“Toys” continues through April 6.
Next is “Claire Beaugrand-Champagne: Touching Reality,” an exhibition of some 200 mostly black and white poignant photographs taken by Beaugrand-Champagne from 1970 to this year. Beaugrand-Champagne is considered the first female press photographer in Quebec and her documentary photography-style subjects include portraits of individuals in their living and work environments.
“Her photo essays, which paint an eloquent portrait of Quebec society, find the extraordinary in everyday life and remind us that each individual is unique and every life is worth recounting,” a press release states. “Touching Reality” continues through April 13.

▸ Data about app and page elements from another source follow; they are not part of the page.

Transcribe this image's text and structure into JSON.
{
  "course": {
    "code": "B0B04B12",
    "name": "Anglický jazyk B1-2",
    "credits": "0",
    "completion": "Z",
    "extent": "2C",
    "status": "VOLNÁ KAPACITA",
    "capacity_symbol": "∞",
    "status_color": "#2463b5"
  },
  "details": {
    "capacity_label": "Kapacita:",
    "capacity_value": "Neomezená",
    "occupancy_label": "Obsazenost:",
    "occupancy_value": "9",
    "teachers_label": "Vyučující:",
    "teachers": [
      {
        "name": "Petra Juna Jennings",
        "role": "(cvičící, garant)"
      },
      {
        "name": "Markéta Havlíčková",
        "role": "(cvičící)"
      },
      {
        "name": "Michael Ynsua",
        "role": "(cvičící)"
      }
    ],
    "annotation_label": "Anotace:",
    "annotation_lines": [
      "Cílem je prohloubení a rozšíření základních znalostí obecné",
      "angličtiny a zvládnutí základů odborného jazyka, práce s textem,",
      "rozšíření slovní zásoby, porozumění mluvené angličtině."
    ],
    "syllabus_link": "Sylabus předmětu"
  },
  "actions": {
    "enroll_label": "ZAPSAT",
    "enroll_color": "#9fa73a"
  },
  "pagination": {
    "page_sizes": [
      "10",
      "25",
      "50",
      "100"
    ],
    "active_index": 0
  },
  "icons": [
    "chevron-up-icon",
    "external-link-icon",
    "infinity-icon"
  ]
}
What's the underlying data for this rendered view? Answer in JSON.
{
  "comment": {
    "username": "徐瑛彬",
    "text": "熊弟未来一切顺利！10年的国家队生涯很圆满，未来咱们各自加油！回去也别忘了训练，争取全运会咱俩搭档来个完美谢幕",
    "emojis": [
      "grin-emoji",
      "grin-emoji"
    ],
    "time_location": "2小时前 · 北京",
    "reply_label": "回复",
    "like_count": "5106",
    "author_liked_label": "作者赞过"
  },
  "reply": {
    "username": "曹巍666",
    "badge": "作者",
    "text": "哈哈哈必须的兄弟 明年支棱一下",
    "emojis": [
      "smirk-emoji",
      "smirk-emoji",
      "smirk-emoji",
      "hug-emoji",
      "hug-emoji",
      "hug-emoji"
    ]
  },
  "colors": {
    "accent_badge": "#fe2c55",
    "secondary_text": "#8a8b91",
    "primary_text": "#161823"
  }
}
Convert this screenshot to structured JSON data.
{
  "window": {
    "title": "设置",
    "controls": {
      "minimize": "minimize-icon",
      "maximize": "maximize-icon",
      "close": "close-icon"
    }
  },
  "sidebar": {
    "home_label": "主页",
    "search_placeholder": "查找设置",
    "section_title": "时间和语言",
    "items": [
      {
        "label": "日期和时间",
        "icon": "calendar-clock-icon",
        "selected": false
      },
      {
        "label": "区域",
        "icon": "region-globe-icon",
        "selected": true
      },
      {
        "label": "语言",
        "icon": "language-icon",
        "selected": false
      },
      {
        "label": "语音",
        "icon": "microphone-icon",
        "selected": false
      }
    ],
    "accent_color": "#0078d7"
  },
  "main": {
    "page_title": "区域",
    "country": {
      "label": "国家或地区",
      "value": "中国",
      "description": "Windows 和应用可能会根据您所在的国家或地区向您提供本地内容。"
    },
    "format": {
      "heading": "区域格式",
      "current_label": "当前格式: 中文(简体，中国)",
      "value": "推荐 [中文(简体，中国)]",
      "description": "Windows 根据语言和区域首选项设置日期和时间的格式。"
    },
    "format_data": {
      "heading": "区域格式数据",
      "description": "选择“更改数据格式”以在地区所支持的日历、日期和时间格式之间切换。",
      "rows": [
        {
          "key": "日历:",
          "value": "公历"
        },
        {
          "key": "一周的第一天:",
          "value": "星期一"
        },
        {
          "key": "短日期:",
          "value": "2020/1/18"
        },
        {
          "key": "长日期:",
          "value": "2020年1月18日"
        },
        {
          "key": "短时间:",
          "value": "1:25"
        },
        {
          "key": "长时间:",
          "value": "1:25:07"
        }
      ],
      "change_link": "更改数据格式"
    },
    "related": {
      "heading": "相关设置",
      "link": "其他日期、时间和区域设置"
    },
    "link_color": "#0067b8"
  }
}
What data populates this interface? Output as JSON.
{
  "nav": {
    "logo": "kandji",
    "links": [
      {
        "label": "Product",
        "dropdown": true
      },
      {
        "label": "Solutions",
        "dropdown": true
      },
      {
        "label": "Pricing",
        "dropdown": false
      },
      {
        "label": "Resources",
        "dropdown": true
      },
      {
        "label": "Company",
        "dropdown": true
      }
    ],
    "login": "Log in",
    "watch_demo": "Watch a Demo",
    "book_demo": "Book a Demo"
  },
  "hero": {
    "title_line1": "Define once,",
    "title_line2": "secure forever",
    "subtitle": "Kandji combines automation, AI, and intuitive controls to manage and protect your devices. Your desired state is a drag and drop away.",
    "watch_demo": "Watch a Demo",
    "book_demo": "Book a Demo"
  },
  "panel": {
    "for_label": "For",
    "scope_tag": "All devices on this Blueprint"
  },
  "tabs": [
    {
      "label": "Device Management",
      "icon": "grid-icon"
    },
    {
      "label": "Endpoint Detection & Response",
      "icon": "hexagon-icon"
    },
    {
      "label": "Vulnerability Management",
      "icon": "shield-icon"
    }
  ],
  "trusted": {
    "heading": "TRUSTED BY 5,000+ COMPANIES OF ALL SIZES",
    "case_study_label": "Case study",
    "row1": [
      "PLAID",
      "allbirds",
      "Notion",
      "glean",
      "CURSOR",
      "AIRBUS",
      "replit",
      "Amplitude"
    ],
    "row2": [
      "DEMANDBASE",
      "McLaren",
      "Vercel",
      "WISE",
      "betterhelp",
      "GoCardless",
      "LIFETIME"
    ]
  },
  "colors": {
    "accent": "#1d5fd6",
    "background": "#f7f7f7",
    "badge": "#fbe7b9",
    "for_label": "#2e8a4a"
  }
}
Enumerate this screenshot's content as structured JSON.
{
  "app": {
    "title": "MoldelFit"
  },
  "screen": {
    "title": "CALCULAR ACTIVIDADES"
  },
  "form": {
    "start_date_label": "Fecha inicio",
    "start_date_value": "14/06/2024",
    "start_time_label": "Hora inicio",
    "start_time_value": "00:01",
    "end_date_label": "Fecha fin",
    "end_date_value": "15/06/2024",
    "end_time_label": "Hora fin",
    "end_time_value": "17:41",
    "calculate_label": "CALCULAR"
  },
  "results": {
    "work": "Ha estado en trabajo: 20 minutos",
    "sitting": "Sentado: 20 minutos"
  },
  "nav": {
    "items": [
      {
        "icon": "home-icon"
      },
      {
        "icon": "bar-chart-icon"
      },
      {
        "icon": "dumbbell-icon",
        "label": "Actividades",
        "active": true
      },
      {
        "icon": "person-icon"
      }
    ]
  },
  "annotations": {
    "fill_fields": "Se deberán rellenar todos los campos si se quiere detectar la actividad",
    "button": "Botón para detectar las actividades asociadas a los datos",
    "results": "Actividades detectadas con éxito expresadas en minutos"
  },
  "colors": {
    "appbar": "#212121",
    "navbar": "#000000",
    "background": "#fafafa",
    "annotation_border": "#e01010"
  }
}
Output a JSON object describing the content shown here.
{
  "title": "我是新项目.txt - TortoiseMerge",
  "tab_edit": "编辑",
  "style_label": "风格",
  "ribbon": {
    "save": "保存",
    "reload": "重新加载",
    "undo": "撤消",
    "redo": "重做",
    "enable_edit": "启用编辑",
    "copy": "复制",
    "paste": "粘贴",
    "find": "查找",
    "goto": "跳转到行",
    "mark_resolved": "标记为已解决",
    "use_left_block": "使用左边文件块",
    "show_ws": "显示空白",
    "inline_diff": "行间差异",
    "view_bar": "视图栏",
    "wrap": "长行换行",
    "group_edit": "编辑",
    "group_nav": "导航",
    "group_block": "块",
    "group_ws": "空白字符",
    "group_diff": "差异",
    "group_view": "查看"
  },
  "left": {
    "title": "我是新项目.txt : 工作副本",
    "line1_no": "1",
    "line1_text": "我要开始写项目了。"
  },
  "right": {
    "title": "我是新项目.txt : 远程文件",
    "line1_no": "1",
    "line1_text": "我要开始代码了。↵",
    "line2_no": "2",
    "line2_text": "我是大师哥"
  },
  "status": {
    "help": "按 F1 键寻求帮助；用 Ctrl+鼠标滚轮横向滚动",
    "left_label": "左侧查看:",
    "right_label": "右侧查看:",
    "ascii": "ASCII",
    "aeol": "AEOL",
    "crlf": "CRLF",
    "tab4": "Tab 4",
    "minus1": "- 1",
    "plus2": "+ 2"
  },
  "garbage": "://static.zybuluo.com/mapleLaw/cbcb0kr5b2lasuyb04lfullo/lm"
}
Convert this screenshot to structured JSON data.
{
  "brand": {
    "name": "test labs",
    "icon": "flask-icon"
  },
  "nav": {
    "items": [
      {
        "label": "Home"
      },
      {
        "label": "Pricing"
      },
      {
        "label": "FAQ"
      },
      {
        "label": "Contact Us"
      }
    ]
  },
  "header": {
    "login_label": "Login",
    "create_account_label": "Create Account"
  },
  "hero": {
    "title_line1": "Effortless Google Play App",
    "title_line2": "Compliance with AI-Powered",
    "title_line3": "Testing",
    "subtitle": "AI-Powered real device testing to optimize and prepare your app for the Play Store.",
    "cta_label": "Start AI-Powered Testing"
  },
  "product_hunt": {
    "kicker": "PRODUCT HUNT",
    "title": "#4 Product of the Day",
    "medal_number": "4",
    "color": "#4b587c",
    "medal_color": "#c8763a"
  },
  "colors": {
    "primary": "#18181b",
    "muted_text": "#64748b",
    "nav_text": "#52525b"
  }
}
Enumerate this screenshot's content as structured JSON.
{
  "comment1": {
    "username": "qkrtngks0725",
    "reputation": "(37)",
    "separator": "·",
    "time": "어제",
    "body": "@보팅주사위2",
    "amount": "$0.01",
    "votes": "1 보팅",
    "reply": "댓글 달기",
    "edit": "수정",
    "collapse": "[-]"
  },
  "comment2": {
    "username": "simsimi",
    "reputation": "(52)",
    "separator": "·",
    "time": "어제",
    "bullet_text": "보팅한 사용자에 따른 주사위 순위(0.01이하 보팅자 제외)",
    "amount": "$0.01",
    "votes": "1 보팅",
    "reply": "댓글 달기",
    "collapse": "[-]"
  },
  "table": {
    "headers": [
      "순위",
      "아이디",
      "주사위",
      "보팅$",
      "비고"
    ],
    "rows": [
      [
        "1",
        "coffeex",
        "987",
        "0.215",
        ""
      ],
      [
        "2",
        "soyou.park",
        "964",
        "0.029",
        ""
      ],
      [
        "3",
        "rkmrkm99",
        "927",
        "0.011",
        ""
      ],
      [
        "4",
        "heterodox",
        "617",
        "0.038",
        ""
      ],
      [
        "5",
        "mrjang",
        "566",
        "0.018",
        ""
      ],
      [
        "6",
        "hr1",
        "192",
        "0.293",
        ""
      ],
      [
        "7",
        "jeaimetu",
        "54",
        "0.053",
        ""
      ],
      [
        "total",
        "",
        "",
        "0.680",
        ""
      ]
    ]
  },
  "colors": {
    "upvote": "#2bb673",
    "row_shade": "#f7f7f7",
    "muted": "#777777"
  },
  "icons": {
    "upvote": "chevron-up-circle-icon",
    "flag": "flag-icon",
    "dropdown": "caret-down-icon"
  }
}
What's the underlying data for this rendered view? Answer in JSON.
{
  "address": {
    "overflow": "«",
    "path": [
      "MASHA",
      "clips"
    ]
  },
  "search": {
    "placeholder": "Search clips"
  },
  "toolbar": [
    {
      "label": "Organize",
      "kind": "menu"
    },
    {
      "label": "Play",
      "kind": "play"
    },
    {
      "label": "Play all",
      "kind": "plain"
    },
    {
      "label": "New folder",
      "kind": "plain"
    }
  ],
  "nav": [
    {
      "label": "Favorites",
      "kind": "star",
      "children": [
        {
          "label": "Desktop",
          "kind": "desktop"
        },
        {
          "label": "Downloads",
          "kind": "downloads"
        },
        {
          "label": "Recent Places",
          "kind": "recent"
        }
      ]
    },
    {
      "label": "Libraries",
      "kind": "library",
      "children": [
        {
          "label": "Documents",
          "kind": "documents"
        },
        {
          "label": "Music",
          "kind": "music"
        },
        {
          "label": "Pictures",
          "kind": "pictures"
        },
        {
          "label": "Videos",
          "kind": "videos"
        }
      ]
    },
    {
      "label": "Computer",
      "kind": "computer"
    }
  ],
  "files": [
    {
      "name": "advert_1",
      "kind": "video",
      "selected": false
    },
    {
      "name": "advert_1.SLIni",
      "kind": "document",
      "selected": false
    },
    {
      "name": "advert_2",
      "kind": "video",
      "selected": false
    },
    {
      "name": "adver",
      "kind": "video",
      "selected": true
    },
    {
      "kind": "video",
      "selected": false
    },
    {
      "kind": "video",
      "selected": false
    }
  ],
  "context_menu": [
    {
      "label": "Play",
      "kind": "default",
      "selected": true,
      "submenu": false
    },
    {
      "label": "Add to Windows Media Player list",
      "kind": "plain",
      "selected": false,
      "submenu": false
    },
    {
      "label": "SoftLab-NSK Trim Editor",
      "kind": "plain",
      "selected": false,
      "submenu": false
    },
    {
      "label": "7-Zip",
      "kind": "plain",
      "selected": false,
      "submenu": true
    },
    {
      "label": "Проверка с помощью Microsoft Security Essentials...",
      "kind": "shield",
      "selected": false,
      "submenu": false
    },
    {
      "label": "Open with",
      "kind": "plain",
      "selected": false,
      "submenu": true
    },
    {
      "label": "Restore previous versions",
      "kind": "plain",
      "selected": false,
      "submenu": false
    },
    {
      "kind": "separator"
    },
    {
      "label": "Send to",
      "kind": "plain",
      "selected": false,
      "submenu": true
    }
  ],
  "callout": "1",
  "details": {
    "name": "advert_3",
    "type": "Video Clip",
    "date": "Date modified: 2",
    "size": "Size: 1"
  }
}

More photos, this time with a view from above, get interpreted in “Plotting from Above — Mishka Henner and Montreal Aerial Survey.”
In collaboration with the 13th edition of Mois de la Photo a Montreal, an annual photo contest open to the general public, “Plotting from Above” offers a collection of vintage 1970s-era drone-style aerial photos of Montreal taken long before Google Maps ever came about. The exhibit then showcases aerial shots turned digital art with works by British artist Mishka Henner, who used Google Earth and digital publishing techniques to create a new geometric way of looking at the Dutch coastline.